**WHAT YOU WILL DO**
Wherever a line of the records contains "Colore", copy that line.

**GIVEN DATA**
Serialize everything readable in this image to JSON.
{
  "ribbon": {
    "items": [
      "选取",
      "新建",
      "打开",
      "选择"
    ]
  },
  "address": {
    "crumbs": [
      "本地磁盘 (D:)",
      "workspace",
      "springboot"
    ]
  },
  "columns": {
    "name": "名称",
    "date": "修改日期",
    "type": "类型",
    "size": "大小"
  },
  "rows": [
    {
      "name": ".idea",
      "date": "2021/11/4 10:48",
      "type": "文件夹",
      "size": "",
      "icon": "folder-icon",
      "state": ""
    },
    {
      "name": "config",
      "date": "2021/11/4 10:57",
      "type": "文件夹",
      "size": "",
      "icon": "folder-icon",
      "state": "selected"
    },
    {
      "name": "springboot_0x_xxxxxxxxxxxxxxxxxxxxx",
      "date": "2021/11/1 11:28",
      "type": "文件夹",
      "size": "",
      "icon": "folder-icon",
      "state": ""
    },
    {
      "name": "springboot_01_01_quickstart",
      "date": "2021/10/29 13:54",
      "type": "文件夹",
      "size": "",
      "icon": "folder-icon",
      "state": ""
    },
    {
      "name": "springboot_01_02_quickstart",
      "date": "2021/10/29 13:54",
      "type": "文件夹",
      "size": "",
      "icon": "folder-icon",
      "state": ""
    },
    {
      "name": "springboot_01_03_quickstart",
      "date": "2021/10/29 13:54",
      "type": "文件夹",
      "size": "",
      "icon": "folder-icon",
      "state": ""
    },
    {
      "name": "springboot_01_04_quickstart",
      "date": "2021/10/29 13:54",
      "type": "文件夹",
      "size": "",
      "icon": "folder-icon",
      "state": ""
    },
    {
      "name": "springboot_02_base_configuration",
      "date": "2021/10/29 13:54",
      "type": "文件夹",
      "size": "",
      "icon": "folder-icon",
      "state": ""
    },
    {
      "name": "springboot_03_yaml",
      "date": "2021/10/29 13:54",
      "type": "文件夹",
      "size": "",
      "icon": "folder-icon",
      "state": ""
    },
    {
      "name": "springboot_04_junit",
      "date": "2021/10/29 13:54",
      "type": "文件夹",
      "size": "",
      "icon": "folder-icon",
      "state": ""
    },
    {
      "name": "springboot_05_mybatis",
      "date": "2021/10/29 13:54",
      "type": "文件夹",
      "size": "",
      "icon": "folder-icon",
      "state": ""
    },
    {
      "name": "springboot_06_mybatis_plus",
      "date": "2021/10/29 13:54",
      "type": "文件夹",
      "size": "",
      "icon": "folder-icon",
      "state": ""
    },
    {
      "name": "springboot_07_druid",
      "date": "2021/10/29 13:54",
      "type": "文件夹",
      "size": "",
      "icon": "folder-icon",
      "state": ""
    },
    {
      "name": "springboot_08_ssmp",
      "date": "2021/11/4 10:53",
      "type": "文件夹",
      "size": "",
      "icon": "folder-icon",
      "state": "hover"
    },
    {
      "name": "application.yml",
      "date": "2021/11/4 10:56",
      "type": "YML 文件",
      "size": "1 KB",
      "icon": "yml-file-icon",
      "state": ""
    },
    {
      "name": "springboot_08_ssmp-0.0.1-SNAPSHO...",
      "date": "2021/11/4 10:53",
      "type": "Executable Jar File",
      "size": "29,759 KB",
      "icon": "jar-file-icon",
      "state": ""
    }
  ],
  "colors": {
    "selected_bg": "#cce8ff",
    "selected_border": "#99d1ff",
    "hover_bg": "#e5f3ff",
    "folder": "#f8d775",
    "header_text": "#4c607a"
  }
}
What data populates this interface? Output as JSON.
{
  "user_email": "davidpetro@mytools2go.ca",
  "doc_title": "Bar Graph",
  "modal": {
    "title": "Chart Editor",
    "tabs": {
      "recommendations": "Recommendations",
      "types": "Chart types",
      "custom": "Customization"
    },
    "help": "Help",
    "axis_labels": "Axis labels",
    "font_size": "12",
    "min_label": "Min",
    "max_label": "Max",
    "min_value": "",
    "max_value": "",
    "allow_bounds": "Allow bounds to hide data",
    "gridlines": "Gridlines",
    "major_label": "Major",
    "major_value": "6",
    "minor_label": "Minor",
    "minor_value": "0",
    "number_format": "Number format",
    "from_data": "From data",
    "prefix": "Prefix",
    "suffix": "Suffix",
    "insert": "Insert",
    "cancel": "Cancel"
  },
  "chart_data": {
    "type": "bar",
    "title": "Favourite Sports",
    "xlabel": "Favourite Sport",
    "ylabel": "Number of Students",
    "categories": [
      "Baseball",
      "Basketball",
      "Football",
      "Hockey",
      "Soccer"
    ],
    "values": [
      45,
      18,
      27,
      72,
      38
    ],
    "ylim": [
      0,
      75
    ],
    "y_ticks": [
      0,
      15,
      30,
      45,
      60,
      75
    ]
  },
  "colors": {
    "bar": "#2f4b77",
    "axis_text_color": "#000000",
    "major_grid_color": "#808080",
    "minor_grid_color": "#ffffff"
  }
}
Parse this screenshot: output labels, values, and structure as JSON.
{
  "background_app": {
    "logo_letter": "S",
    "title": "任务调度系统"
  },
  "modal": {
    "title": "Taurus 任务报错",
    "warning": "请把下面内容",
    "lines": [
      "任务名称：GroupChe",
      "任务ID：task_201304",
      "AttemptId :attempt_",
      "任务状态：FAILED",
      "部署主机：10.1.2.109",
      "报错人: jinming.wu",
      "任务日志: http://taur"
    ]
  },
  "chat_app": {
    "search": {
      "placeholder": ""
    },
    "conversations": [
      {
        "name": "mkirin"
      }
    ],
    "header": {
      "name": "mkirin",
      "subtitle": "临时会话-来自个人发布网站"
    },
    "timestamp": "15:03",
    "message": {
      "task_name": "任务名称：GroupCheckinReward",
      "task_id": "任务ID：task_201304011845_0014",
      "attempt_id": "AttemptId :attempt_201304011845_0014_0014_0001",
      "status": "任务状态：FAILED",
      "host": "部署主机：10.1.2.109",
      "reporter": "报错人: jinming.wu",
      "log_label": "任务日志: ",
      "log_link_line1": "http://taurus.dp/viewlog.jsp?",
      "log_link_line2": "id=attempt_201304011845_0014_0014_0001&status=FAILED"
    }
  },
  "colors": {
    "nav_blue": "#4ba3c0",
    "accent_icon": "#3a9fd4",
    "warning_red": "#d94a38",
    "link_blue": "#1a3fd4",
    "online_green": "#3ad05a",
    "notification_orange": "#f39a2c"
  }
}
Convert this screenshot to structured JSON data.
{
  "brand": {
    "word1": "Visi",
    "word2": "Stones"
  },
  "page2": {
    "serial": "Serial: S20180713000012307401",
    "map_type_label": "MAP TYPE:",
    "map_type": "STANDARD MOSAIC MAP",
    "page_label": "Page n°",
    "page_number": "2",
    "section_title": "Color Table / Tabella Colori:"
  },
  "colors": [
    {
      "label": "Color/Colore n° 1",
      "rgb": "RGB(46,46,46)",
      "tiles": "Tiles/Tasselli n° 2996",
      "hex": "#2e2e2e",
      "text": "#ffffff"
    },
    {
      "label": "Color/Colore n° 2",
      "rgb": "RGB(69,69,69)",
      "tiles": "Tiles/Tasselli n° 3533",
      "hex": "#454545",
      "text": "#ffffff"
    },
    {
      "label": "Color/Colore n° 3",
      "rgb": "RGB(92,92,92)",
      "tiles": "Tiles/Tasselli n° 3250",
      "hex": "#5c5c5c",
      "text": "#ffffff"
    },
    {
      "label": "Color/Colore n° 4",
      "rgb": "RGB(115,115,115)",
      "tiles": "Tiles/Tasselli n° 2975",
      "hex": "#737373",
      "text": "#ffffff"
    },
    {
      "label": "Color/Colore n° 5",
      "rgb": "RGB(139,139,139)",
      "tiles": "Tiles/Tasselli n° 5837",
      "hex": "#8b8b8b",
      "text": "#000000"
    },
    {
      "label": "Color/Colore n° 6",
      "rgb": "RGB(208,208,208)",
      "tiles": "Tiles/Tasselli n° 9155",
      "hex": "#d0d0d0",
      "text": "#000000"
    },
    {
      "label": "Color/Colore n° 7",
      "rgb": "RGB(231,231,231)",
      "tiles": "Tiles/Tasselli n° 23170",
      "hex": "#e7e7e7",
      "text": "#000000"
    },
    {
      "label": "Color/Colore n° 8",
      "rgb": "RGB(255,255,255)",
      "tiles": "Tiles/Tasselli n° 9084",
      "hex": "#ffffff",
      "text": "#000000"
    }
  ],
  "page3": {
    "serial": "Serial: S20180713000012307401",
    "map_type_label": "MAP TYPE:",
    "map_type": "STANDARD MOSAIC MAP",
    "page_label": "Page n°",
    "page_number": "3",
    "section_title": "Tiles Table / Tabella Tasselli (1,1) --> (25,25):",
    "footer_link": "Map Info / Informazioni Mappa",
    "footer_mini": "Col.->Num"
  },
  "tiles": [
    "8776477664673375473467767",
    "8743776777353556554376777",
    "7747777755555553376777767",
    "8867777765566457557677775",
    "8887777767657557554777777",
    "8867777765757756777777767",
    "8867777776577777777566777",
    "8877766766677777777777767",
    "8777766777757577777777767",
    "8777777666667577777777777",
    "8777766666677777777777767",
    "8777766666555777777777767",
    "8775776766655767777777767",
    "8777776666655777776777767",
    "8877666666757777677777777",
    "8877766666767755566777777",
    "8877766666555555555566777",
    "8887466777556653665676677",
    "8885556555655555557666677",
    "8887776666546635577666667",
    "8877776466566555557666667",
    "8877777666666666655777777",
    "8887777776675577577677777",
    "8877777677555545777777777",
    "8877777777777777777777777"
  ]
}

**TASK ANSWER**
      "label": "Color/Colore n° 1",
      "label": "Color/Colore n° 2",
      "label": "Color/Colore n° 3",
      "label": "Color/Colore n° 4",
      "label": "Color/Colore n° 5",
      "label": "Color/Colore n° 6",
      "label": "Color/Colore n° 7",
      "label": "Color/Colore n° 8",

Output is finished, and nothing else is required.